An informal agreement was made at the meeting to accept the 350.000 km orbit but that no further efforts are initiated to obtain funding for a Space H-maser.
Considering past experience, RISC agrees that it should consider itself as an advisory committee. However, the RISC recommends that ASC should consider all advice carefully and should provide timely motivated reasons when not taking into account the recommendations of the RISC. In this matter the RISC is unique in that the Mission has considerable foreign input but that there is no mechanism for external steering.
Because the membership of the RISC was not complete at the meeting, it was considered that the decisions and recommendations made at this meeting are not binding.

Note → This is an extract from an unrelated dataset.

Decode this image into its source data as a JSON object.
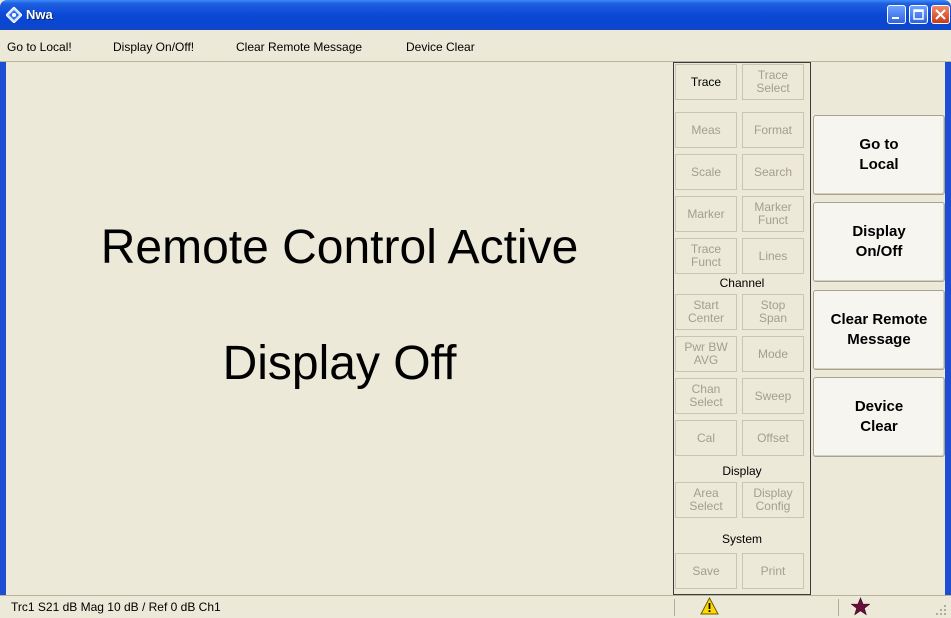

As a result of all discussions RISC has formulated several unresolved critical-path issues that must be addressed immediately: (a) space-qualified receivers, (b) Tracking and Data Acquisition (TDA) stations, and (c) Data Correlation. (a) There are, at present, no space-qualified flight receivers for any band. It appears that a qualified 1.3 cm receiver will be available by the end of 2004, but no realistic plan was presented for obtaining either a 6 or 18 cm receiver. These must be treated as urgent questions, to be resolved immediately. (b) The availability of TDA stations is a serious unresolved issue, which depends upon the completion of an amended RSA-NASA agreement. If this is not completed soon, the mission will be in serious difficulty. (c) Plans for data correlation will have to be specified. At present the ASC has a one-baseline disk-based system for RadioAstron tests. This correlator will be developed into a 4 stations disc-based correlator by early 2006. Hence, the participation of NRAO VLBA correlator and an upgraded Canadian correlator (or JIVE correlator) in the RadioAstron mission would be very desirable. Settling the issue of correlation is an urgent question. In addition, the issue of data compatibility is very important.
RISC has approved the following list of its current membership:

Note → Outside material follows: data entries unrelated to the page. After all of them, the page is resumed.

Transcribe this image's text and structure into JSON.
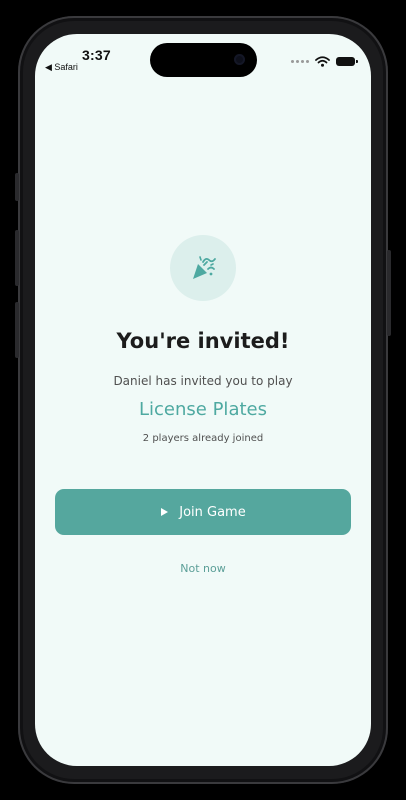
{
  "status_bar": {
    "time": "3:37",
    "back_app": "◀ Safari",
    "signal_icon": "signal-dots-icon",
    "wifi_icon": "wifi-icon",
    "battery_icon": "battery-icon"
  },
  "invite": {
    "icon": "party-popper-icon",
    "title": "You're invited!",
    "subtitle": "Daniel has invited you to play",
    "game_name": "License Plates",
    "players_joined": "2 players already joined"
  },
  "actions": {
    "join_icon": "play-icon",
    "join_label": "Join Game",
    "not_now_label": "Not now"
  },
  "colors": {
    "background": "#f1faf8",
    "accent": "#55a79e",
    "game_name": "#4ea9a1",
    "icon_circle": "#dcefec"
  }
}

RISC has appointed W. Baan to be a co-chairman on the following two years (2004-2005) and has appointed M. Popov to serve as a RISC secretary.
In general the RISC members were very positive about the progress made and formulated a series of actions that could help raise the profile of this mission in the radio astronomy community and that could assist the ASC group in managing certain issues.
The following action items have been formulated:
Appendix I: Agenda of the meeting
Appendix II: List of participants